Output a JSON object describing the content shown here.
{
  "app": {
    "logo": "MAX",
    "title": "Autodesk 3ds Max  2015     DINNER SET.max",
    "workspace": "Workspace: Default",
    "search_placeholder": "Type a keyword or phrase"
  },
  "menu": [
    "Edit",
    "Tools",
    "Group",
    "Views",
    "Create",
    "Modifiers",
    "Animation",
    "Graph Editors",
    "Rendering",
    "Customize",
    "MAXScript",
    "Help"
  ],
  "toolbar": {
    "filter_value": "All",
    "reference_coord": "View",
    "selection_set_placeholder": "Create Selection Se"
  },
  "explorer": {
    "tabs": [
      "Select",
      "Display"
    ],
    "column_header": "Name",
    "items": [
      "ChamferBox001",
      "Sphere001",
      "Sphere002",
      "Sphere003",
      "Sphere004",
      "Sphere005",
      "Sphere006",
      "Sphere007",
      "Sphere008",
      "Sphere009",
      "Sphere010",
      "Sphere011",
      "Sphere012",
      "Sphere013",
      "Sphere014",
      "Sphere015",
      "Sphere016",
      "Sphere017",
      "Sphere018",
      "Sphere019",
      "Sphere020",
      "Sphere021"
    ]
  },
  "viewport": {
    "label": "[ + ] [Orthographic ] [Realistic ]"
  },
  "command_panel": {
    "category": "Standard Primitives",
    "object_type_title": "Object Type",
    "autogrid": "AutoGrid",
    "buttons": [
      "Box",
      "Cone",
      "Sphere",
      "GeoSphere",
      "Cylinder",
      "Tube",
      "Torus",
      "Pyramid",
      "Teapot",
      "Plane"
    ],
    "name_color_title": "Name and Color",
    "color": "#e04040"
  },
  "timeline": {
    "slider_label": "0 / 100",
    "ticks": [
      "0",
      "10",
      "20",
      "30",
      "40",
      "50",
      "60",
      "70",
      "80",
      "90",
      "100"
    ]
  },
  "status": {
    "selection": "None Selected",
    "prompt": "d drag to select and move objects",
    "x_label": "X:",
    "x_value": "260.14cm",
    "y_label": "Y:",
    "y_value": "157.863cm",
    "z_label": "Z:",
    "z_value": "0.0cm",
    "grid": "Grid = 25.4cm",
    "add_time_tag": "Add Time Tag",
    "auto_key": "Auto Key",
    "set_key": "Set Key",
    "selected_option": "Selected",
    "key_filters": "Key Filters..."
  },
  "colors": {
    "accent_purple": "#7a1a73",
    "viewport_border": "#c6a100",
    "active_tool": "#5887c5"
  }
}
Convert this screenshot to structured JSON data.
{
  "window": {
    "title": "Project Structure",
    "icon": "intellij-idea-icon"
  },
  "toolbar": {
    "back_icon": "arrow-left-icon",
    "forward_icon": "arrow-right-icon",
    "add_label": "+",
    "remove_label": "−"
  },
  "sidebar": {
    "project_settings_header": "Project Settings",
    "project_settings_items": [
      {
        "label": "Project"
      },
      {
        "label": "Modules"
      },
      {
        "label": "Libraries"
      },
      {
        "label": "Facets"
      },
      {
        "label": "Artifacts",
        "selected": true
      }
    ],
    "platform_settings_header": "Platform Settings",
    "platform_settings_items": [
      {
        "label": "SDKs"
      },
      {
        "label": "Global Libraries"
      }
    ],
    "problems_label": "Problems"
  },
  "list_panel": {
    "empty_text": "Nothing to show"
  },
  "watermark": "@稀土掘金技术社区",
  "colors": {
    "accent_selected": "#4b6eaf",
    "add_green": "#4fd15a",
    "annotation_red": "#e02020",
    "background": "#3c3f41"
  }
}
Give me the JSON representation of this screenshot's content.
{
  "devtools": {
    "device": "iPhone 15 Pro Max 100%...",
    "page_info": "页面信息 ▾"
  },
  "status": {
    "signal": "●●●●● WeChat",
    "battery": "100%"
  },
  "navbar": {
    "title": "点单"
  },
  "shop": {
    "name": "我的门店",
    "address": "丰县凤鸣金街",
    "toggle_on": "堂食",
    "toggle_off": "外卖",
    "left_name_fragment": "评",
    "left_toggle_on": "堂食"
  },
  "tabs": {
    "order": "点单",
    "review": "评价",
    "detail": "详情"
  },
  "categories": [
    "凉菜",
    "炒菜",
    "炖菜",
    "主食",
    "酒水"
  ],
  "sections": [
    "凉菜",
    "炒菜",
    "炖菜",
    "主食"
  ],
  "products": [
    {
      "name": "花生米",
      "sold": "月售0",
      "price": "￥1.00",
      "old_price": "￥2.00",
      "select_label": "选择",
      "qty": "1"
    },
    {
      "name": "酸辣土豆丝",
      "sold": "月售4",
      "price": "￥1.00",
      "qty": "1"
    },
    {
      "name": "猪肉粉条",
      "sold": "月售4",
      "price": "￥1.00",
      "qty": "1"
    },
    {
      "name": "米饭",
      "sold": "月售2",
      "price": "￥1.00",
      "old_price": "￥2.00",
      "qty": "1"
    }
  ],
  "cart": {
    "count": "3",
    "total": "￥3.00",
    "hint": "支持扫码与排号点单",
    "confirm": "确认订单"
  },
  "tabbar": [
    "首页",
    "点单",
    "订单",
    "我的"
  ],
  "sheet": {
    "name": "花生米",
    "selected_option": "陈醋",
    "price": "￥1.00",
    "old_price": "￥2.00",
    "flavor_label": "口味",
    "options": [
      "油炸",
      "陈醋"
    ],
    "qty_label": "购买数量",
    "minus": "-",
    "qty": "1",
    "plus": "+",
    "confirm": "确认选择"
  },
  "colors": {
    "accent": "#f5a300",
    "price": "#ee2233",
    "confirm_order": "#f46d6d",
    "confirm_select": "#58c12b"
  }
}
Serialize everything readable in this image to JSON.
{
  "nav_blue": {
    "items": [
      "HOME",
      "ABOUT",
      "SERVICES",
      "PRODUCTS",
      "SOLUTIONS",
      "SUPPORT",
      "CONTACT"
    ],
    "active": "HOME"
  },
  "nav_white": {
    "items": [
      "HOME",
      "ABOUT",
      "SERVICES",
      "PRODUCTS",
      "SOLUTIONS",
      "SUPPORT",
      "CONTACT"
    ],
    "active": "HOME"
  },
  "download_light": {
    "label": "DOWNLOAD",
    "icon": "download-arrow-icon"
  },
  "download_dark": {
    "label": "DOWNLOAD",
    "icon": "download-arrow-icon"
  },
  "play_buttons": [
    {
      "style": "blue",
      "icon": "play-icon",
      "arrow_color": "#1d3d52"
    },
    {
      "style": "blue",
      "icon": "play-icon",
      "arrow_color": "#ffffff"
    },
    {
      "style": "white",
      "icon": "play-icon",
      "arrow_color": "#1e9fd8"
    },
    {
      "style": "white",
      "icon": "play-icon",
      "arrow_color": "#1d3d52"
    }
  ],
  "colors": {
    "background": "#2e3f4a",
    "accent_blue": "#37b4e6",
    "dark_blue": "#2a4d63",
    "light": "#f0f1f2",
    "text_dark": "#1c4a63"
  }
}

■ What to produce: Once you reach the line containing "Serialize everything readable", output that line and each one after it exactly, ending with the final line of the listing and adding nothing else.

■ Solution to this exercise:
Serialize everything readable in this image to JSON.
{
  "nav_blue": {
    "items": [
      "HOME",
      "ABOUT",
      "SERVICES",
      "PRODUCTS",
      "SOLUTIONS",
      "SUPPORT",
      "CONTACT"
    ],
    "active": "HOME"
  },
  "nav_white": {
    "items": [
      "HOME",
      "ABOUT",
      "SERVICES",
      "PRODUCTS",
      "SOLUTIONS",
      "SUPPORT",
      "CONTACT"
    ],
    "active": "HOME"
  },
  "download_light": {
    "label": "DOWNLOAD",
    "icon": "download-arrow-icon"
  },
  "download_dark": {
    "label": "DOWNLOAD",
    "icon": "download-arrow-icon"
  },
  "play_buttons": [
    {
      "style": "blue",
      "icon": "play-icon",
      "arrow_color": "#1d3d52"
    },
    {
      "style": "blue",
      "icon": "play-icon",
      "arrow_color": "#ffffff"
    },
    {
      "style": "white",
      "icon": "play-icon",
      "arrow_color": "#1e9fd8"
    },
    {
      "style": "white",
      "icon": "play-icon",
      "arrow_color": "#1d3d52"
    }
  ],
  "colors": {
    "background": "#2e3f4a",
    "accent_blue": "#37b4e6",
    "dark_blue": "#2a4d63",
    "light": "#f0f1f2",
    "text_dark": "#1c4a63"
  }
}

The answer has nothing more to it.